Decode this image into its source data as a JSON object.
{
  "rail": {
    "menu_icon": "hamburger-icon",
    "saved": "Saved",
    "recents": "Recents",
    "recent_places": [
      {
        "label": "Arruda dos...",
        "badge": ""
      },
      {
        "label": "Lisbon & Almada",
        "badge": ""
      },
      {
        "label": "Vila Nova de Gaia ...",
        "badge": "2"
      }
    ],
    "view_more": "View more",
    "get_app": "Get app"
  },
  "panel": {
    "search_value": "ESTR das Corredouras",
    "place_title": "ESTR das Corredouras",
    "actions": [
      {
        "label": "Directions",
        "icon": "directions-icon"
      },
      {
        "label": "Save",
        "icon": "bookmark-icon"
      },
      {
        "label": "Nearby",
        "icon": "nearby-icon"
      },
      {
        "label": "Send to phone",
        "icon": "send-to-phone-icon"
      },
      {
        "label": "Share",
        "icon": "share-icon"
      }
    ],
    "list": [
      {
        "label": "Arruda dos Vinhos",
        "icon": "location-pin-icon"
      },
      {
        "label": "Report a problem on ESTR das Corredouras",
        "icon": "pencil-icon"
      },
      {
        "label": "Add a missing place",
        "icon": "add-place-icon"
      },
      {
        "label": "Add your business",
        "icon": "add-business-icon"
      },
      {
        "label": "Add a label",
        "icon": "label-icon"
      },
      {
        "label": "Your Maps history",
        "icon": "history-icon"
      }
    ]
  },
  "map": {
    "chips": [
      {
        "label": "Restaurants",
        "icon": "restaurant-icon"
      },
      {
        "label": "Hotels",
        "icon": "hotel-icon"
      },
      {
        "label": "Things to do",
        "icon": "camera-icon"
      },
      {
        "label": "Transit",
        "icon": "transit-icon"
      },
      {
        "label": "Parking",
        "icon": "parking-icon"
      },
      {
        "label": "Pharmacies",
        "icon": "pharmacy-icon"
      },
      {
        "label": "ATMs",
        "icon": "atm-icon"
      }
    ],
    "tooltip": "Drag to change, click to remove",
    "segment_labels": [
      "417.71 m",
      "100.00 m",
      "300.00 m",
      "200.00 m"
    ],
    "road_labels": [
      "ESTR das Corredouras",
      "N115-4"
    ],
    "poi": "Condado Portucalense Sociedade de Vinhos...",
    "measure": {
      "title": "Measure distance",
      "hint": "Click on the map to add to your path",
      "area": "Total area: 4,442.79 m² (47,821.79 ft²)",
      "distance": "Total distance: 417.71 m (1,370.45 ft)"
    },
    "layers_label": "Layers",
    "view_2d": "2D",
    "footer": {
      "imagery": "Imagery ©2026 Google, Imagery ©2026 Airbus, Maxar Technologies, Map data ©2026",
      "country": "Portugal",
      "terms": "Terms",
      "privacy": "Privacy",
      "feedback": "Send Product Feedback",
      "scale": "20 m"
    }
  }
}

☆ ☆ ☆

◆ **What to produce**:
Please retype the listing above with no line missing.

◆ **Solution for this problem**:
Decode this image into its source data as a JSON object.
{
  "rail": {
    "menu_icon": "hamburger-icon",
    "saved": "Saved",
    "recents": "Recents",
    "recent_places": [
      {
        "label": "Arruda dos...",
        "badge": ""
      },
      {
        "label": "Lisbon & Almada",
        "badge": ""
      },
      {
        "label": "Vila Nova de Gaia ...",
        "badge": "2"
      }
    ],
    "view_more": "View more",
    "get_app": "Get app"
  },
  "panel": {
    "search_value": "ESTR das Corredouras",
    "place_title": "ESTR das Corredouras",
    "actions": [
      {
        "label": "Directions",
        "icon": "directions-icon"
      },
      {
        "label": "Save",
        "icon": "bookmark-icon"
      },
      {
        "label": "Nearby",
        "icon": "nearby-icon"
      },
      {
        "label": "Send to phone",
        "icon": "send-to-phone-icon"
      },
      {
        "label": "Share",
        "icon": "share-icon"
      }
    ],
    "list": [
      {
        "label": "Arruda dos Vinhos",
        "icon": "location-pin-icon"
      },
      {
        "label": "Report a problem on ESTR das Corredouras",
        "icon": "pencil-icon"
      },
      {
        "label": "Add a missing place",
        "icon": "add-place-icon"
      },
      {
        "label": "Add your business",
        "icon": "add-business-icon"
      },
      {
        "label": "Add a label",
        "icon": "label-icon"
      },
      {
        "label": "Your Maps history",
        "icon": "history-icon"
      }
    ]
  },
  "map": {
    "chips": [
      {
        "label": "Restaurants",
        "icon": "restaurant-icon"
      },
      {
        "label": "Hotels",
        "icon": "hotel-icon"
      },
      {
        "label": "Things to do",
        "icon": "camera-icon"
      },
      {
        "label": "Transit",
        "icon": "transit-icon"
      },
      {
        "label": "Parking",
        "icon": "parking-icon"
      },
      {
        "label": "Pharmacies",
        "icon": "pharmacy-icon"
      },
      {
        "label": "ATMs",
        "icon": "atm-icon"
      }
    ],
    "tooltip": "Drag to change, click to remove",
    "segment_labels": [
      "417.71 m",
      "100.00 m",
      "300.00 m",
      "200.00 m"
    ],
    "road_labels": [
      "ESTR das Corredouras",
      "N115-4"
    ],
    "poi": "Condado Portucalense Sociedade de Vinhos...",
    "measure": {
      "title": "Measure distance",
      "hint": "Click on the map to add to your path",
      "area": "Total area: 4,442.79 m² (47,821.79 ft²)",
      "distance": "Total distance: 417.71 m (1,370.45 ft)"
    },
    "layers_label": "Layers",
    "view_2d": "2D",
    "footer": {
      "imagery": "Imagery ©2026 Google, Imagery ©2026 Airbus, Maxar Technologies, Map data ©2026",
      "country": "Portugal",
      "terms": "Terms",
      "privacy": "Privacy",
      "feedback": "Send Product Feedback",
      "scale": "20 m"
    }
  }
}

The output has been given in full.